● Assignment
Your task is to gather the lines below that hold the string "button".

● Material for this task
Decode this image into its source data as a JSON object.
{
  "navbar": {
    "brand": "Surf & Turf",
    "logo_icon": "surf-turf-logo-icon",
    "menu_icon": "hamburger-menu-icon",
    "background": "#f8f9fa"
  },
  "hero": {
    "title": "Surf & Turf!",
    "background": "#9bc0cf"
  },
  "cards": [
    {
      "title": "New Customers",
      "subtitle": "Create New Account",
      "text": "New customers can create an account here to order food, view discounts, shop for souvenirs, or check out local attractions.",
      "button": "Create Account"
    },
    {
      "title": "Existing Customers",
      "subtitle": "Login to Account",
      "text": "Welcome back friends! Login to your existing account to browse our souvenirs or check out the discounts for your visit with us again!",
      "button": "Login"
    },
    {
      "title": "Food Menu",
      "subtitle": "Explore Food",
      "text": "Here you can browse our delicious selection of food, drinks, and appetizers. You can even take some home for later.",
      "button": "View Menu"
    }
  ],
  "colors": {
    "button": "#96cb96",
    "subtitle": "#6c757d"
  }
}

● Output for this task
      "button": "Create Account"
      "button": "Login"
      "button": "View Menu"
    "button": "#96cb96",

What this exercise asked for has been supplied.